» TASK INPUTS:
#####

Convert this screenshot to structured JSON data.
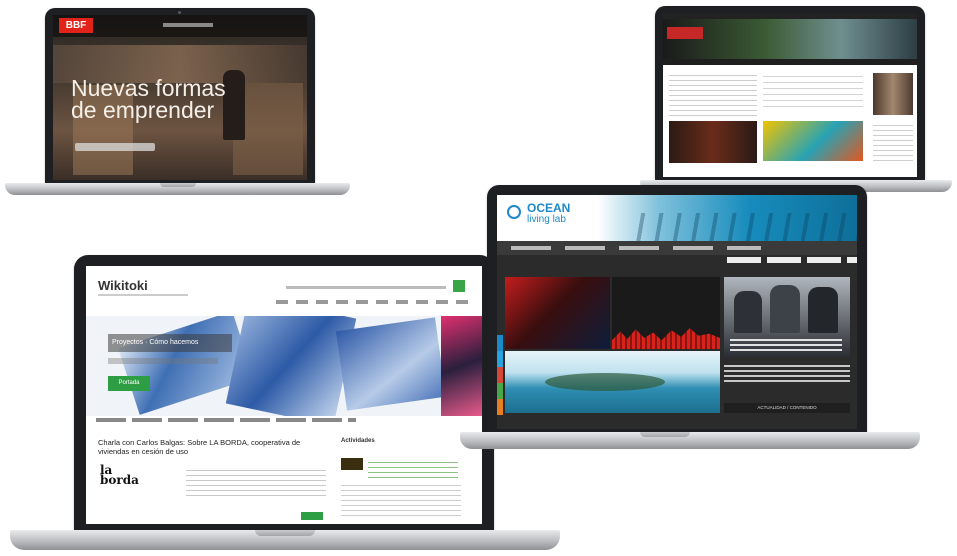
{
  "bbf": {
    "logo": "BBF",
    "headline_1": "Nuevas formas",
    "headline_2": "de emprender"
  },
  "wikitoki": {
    "site_title": "Wikitoki",
    "slider_text": "Proyectos · Cómo hacemos",
    "cta_label": "Portada",
    "article_title_1": "Charla con Carlos Balgas: Sobre LA BORDA, cooperativa de",
    "article_title_2": "viviendas en cesión de uso",
    "logo_line_1": "la",
    "logo_line_2": "borda",
    "sidebar_title": "Actividades"
  },
  "ocean": {
    "brand_line_1": "OCEAN",
    "brand_line_2": "living lab",
    "brand_color": "#1e88c8"
  },
  "ocean_link_text": "ACTUALIDAD / CONTENIDO"
}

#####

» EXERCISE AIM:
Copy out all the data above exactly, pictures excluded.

» WRITTEN SOLUTION:
Convert this screenshot to structured JSON data.
{
  "bbf": {
    "logo": "BBF",
    "headline_1": "Nuevas formas",
    "headline_2": "de emprender"
  },
  "wikitoki": {
    "site_title": "Wikitoki",
    "slider_text": "Proyectos · Cómo hacemos",
    "cta_label": "Portada",
    "article_title_1": "Charla con Carlos Balgas: Sobre LA BORDA, cooperativa de",
    "article_title_2": "viviendas en cesión de uso",
    "logo_line_1": "la",
    "logo_line_2": "borda",
    "sidebar_title": "Actividades"
  },
  "ocean": {
    "brand_line_1": "OCEAN",
    "brand_line_2": "living lab",
    "brand_color": "#1e88c8"
  },
  "ocean_link_text": "ACTUALIDAD / CONTENIDO"
}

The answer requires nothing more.